[DATA TO PROCESS — start]
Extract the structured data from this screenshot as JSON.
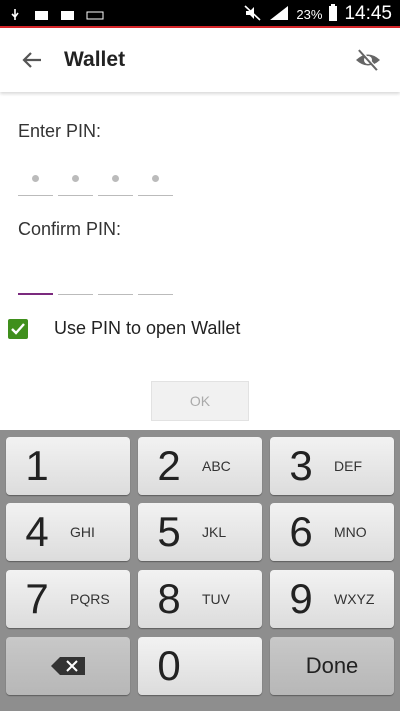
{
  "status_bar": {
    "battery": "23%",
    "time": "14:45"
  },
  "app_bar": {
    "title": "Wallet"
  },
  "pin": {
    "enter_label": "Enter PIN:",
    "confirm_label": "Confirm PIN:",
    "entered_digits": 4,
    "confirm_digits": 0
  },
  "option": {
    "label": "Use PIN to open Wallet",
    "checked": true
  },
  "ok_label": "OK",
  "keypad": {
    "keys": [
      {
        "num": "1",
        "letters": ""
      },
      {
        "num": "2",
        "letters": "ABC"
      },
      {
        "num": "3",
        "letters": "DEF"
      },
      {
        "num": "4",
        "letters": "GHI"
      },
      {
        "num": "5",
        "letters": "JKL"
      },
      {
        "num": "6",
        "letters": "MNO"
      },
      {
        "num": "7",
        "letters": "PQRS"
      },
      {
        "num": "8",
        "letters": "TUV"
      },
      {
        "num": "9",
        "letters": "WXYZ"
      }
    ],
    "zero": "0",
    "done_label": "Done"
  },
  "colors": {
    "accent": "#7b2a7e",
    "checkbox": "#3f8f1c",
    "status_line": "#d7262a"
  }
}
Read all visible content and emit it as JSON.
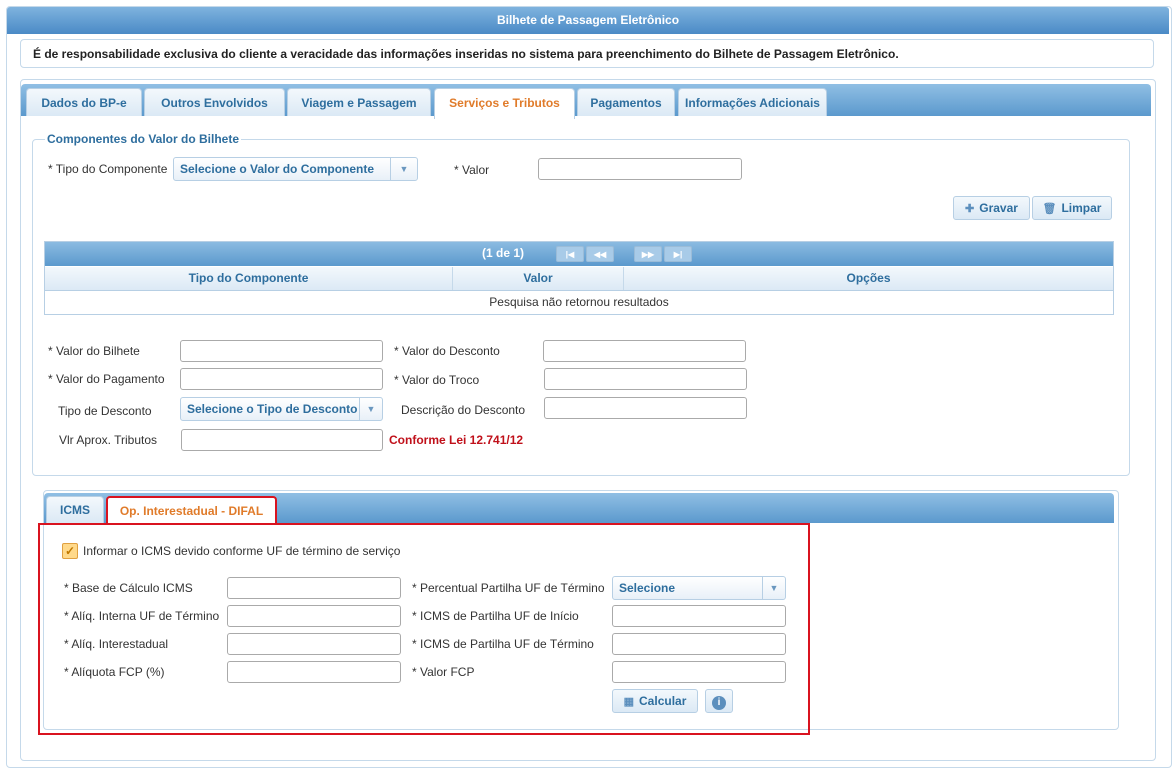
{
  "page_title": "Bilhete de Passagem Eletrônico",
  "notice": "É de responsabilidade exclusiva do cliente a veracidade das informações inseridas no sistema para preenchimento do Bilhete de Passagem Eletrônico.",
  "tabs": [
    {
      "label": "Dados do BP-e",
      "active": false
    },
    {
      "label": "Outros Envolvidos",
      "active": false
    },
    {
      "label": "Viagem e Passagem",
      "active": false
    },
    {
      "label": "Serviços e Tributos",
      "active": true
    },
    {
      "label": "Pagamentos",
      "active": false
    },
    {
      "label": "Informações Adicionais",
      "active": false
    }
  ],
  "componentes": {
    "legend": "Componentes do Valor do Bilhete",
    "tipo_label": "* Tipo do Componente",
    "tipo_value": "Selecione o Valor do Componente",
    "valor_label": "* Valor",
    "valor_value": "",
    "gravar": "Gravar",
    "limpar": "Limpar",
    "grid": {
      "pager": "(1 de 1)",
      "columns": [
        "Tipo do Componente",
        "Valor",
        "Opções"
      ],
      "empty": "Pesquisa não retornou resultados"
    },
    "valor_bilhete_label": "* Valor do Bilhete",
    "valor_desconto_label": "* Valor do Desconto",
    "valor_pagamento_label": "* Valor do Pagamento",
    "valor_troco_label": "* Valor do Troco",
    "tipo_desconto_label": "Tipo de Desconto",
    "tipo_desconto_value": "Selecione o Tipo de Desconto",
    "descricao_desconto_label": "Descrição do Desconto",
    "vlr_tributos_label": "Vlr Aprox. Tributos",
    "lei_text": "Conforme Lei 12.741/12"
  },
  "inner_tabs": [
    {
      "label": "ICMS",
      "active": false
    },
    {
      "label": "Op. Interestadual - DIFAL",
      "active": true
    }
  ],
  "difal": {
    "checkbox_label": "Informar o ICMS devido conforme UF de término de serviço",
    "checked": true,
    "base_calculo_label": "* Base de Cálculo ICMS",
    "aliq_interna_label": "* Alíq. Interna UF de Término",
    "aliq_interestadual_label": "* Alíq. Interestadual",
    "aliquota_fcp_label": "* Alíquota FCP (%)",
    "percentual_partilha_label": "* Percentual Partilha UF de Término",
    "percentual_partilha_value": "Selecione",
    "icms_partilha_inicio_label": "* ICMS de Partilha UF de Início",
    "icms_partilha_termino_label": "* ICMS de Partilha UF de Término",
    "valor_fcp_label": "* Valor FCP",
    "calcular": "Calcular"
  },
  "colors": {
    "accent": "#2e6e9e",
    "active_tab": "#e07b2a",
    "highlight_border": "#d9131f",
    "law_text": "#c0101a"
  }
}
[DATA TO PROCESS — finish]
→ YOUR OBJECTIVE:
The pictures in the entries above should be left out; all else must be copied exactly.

→ TASK ANSWER:
Extract the structured data from this screenshot as JSON.
{
  "status_bar": {
    "battery": "23%",
    "time": "14:45"
  },
  "app_bar": {
    "title": "Wallet"
  },
  "pin": {
    "enter_label": "Enter PIN:",
    "confirm_label": "Confirm PIN:",
    "entered_digits": 4,
    "confirm_digits": 0
  },
  "option": {
    "label": "Use PIN to open Wallet",
    "checked": true
  },
  "ok_label": "OK",
  "keypad": {
    "keys": [
      {
        "num": "1",
        "letters": ""
      },
      {
        "num": "2",
        "letters": "ABC"
      },
      {
        "num": "3",
        "letters": "DEF"
      },
      {
        "num": "4",
        "letters": "GHI"
      },
      {
        "num": "5",
        "letters": "JKL"
      },
      {
        "num": "6",
        "letters": "MNO"
      },
      {
        "num": "7",
        "letters": "PQRS"
      },
      {
        "num": "8",
        "letters": "TUV"
      },
      {
        "num": "9",
        "letters": "WXYZ"
      }
    ],
    "zero": "0",
    "done_label": "Done"
  },
  "colors": {
    "accent": "#7b2a7e",
    "checkbox": "#3f8f1c",
    "status_line": "#d7262a"
  }
}
Read all visible content and emit it as JSON.
{
  "page_title": "Bilhete de Passagem Eletrônico",
  "notice": "É de responsabilidade exclusiva do cliente a veracidade das informações inseridas no sistema para preenchimento do Bilhete de Passagem Eletrônico.",
  "tabs": [
    {
      "label": "Dados do BP-e",
      "active": false
    },
    {
      "label": "Outros Envolvidos",
      "active": false
    },
    {
      "label": "Viagem e Passagem",
      "active": false
    },
    {
      "label": "Serviços e Tributos",
      "active": true
    },
    {
      "label": "Pagamentos",
      "active": false
    },
    {
      "label": "Informações Adicionais",
      "active": false
    }
  ],
  "componentes": {
    "legend": "Componentes do Valor do Bilhete",
    "tipo_label": "* Tipo do Componente",
    "tipo_value": "Selecione o Valor do Componente",
    "valor_label": "* Valor",
    "valor_value": "",
    "gravar": "Gravar",
    "limpar": "Limpar",
    "grid": {
      "pager": "(1 de 1)",
      "columns": [
        "Tipo do Componente",
        "Valor",
        "Opções"
      ],
      "empty": "Pesquisa não retornou resultados"
    },
    "valor_bilhete_label": "* Valor do Bilhete",
    "valor_desconto_label": "* Valor do Desconto",
    "valor_pagamento_label": "* Valor do Pagamento",
    "valor_troco_label": "* Valor do Troco",
    "tipo_desconto_label": "Tipo de Desconto",
    "tipo_desconto_value": "Selecione o Tipo de Desconto",
    "descricao_desconto_label": "Descrição do Desconto",
    "vlr_tributos_label": "Vlr Aprox. Tributos",
    "lei_text": "Conforme Lei 12.741/12"
  },
  "inner_tabs": [
    {
      "label": "ICMS",
      "active": false
    },
    {
      "label": "Op. Interestadual - DIFAL",
      "active": true
    }
  ],
  "difal": {
    "checkbox_label": "Informar o ICMS devido conforme UF de término de serviço",
    "checked": true,
    "base_calculo_label": "* Base de Cálculo ICMS",
    "aliq_interna_label": "* Alíq. Interna UF de Término",
    "aliq_interestadual_label": "* Alíq. Interestadual",
    "aliquota_fcp_label": "* Alíquota FCP (%)",
    "percentual_partilha_label": "* Percentual Partilha UF de Término",
    "percentual_partilha_value": "Selecione",
    "icms_partilha_inicio_label": "* ICMS de Partilha UF de Início",
    "icms_partilha_termino_label": "* ICMS de Partilha UF de Término",
    "valor_fcp_label": "* Valor FCP",
    "calcular": "Calcular"
  },
  "colors": {
    "accent": "#2e6e9e",
    "active_tab": "#e07b2a",
    "highlight_border": "#d9131f",
    "law_text": "#c0101a"
  }
}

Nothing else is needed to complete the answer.